And its task can be summed up pretty simply: to minimise the evolutionary dead ends. To make sure if we develop wings, gills or an 11th toe, we get to use them and they stay – not wither until they are useless as a coxyx. Given their mandate is to do what is in the best interests of the game, they should facilitate evolution rather than stunt its progress as previous administrative structures may have unwittingly done.

Evolution eliminates the weak and accentuates the strong. To an extent, its behaviour can be predicted. Our game will grow back its Perth arm, continue to court the US and always exert financial pressure in the overcrowded Sydney market. These are all natural forces.

Because the hubris of this column knows no bounds, we are now going to list the current growing pains of rugby league and then offer an opinion on which direction would allow the IC to let evolution to take its natural course:

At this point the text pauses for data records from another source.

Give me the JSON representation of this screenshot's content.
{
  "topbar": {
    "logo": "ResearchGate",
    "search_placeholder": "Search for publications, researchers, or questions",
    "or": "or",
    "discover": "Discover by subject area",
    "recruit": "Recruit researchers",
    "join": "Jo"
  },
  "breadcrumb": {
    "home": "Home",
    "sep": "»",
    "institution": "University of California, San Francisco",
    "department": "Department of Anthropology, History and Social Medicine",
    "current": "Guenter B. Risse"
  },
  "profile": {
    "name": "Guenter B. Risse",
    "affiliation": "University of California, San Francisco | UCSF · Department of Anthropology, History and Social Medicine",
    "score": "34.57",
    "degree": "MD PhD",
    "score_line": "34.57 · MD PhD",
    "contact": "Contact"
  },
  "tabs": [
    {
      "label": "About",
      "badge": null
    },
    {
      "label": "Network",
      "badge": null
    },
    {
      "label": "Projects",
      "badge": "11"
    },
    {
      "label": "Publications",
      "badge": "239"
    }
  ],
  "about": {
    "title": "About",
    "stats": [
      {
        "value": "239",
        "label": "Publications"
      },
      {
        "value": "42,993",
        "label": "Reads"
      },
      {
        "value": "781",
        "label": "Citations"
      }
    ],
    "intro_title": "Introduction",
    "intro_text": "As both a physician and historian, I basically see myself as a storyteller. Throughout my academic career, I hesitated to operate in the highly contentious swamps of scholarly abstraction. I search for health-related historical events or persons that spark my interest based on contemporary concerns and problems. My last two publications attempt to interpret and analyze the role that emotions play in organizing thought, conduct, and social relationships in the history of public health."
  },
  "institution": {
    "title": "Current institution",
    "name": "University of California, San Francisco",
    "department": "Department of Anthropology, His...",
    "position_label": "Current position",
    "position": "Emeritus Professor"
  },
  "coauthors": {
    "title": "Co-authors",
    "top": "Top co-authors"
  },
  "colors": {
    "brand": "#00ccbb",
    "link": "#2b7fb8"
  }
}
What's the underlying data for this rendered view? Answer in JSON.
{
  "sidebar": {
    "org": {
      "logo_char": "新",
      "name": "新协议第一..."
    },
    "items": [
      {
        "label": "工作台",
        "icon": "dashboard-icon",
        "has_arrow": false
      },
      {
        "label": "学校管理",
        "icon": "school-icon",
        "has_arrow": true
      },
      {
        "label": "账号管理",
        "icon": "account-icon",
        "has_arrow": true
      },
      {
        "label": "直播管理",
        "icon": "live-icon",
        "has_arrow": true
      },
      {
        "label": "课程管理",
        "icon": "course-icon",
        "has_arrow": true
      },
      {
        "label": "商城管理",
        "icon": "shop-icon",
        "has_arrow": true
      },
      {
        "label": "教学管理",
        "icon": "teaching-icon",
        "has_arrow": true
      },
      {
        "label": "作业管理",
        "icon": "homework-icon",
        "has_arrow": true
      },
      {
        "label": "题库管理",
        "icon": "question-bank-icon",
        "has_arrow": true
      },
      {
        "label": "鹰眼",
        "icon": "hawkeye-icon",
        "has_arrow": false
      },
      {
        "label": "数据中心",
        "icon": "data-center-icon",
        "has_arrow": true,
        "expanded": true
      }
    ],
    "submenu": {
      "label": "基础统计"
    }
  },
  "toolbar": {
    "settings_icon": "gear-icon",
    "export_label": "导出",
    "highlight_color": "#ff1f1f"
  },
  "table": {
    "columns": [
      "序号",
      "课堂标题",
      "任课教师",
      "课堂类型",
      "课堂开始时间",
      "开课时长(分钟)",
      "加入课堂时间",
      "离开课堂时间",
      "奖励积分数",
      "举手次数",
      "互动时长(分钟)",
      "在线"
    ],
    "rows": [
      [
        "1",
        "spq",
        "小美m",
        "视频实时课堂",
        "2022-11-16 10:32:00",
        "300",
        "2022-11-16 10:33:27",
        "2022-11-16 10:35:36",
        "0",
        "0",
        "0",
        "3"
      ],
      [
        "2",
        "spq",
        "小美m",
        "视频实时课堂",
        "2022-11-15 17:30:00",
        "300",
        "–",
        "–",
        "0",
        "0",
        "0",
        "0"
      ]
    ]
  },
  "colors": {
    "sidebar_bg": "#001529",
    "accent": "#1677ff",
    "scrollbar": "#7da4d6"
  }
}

IT’s  a fair bet that when the AFL moved into the MCG and Etihad Stadium permanently, they were getting much better suburban crowds than we are at the moment. As long as we still have crowds below 10,000 at suburban grounds, it’s too early to move into Allianz and ANZ en masse.  The secret is the flexibility we now have during the finals. If each club did a two- or three-game per year deal at the enormo-domes for their biggest drawing games and at the same time moved their poor-drawing matches to the likes of Darwin, Adelaide and Perth, we would be able to match our attendances to venues. Wests Tigers are the model here. Let’s treat each game as an event that needs to find its own audience;


IF the questions is: what is in the interests of rugby league then the answer is to take one of the three games every year on the road. Apparently it’s financially attractive too. Once you prevent NSW and Queensland from ever getting a second game in a series, the argument stops over who’s advantaged or disadvantaged. Showcasing our best competition in Melbourne, LA or Auckland is the perfect way to convert new people to our sport. How can you argue that it’s good for the sport of rugby league to keep playing it in the same places? In the case of Sydney, the stadium’s not even always full! No, it’s in the interests of NSW or it’s in the interests of Queensland or it’s in the interests of you. But it doesn’t help rugby league;


THIS is a tricky one because it raises the important question of whether it is simply in the best interests of rugby league to get the most money it can out of the next television deal – which means a second Brisbane team for sure – or whether there are other considerations. Last time we grew in these directions, did it work? Perth were competitive but collapsed under the pressure of having to pay the expenses of visiting teams. South Queensland, on the other hand, were liquidated with debts totally $3 million after an 11th hour merger proposal with Gold Coast failed to bear fruit. Like any proposed new franchise in Brisbane, the Crushers played out of Lang Park. There must be some concern over putting a new team into a region where the Titans already require a cash injection from the governing body. Since 1988, the Broncos are the only franchise who have made a success of South-East Queensland – and others have tried. Central Coast would bring back the Bears logo and tap into a rugby league-mad market but their bid seems to have been almost completely discounted. Perth is definitely in the interests of the game and seems a natural evolutionary step. Another Brisbane team also seems inevitable – but how do we avoid it leading us down another dead-end?;


THE 22-team 1997 World Club Challenge was arguably the biggest folly in the entire history of our sport – so disastrous that the title was not even contested again for four years. Now, a company called Grand Prix Sports wants to take an eight-team competition to Home Depot Stadium in Los Angeles next February. Historically, there is hunger going back to 1976 for international club competition so it’s unlikely the WCC represents a dead end for the sport. Pre-season competitions are dormant in both hemispheres, playing it post-season is bad because it hurts international competition so this seems the right proposal at the right time. But they can give up on “composite” New Zealand and Pacific sides. Will the clubs who miss out on invitations really want to release players for those teams? Um, no.